Back in 2012, the Harvard Business Review called data scientist “the sexiest job of the 21st century.” At the same time, there is a well-documented global shortage of data scientists. Not every company can have a data scientist, or needs one. Technology innovation is bringing a lot of data science functions out of the realm of PhDs and putting them within reach of ordinary business users. These days, whatever your actual job title is, you also need to be a data analyst.
If you use software in your job, you’ve probably already started on this journey with all the data you can access and reports you can configure in the systems you use every day. As systems become more integrated with each other, and new tools make it easier to bring in outside data from social media, smart phones and other web-connected devices, ordinary business users will be able to do much richer and more sophisticated analyses and apply them to business problems.
For example, in my industry–financial technology, specifically, payments for online platforms such as GoFundMe and Freshbooks—mobile payments are what everyone is chasing right now.
The first wave of mobile development was making websites consumable on any mobile device. Now mobile has become people’s first or second screen. What many of our customers have seen is that about 70 percent of their visits come from people on a mobile device, but only about 30 percent of sales transactions do. There’s a big push to understand all kinds of data to make mobile transactions easier and bring those two numbers more in line. So, you might be a mobile designer, but you also need to understand and use data to inform your designs to meet that goal.

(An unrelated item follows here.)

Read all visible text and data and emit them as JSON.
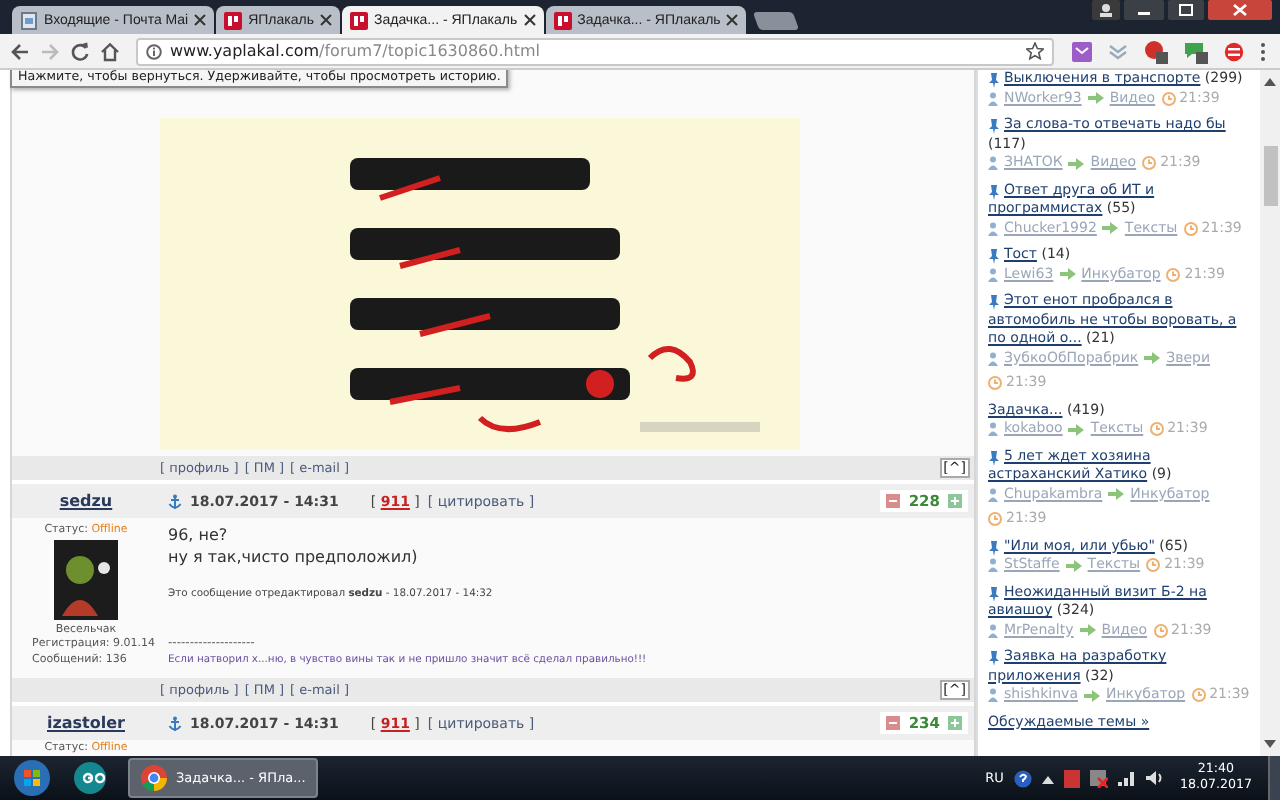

To make that happen, you might look at transactional data, website data, operating system data, screen size data, and browser data. We now have really accurate geo-location data that tells us exactly where people are when they’re doing certain things, so you might pull that in as well. The opportunity is to take this information and use it to tweak and optimize the whole mobile experience, ending with a fast, easy mobile payment.
The whole ethos of Fintech is really about making processes frictionless, so people can quickly complete tasks such as filling out a loan application or making a payment while they’re in that critical moment of engagement. If you interrupt that engagement at any point in the process, you may lose them for good. You have to use data to understand where they’re getting stuck and leaving, and then remove those hurdles. That could mean dropping a cookie so a person isn’t required to do a login, or finding a way to use the touchpad on a phone for authentication.
This trend isn’t limited to Fintech or mobile. Consumer expectations are rising across the board, so it’s a competitive imperative to use data to find ways to continually improve your product and your customer experience and maybe even to extend into new areas. Having the right people, not just a slew of data scientists or product managers, but people in business and people in sales that can marry up data analysis with their own expertise to make fact-based decisions is becoming really important. I think that these days everyone needs to have a major and a minor in their career. I’d make data analysis my minor.
As far as things to flee from, I think it’s more important to think about things to go toward. Working with data is a journey. What you find can be surprising. It can challenge old assumptions and raise new questions that beg to be explored. What you learn can potentially take your product or platform in a very different direction. You have to be open to that, and approach data with a spirit of adventure and discovery, always looking for those new opportunities. You have to be willing to not only embrace change, but to go out and create it.Google+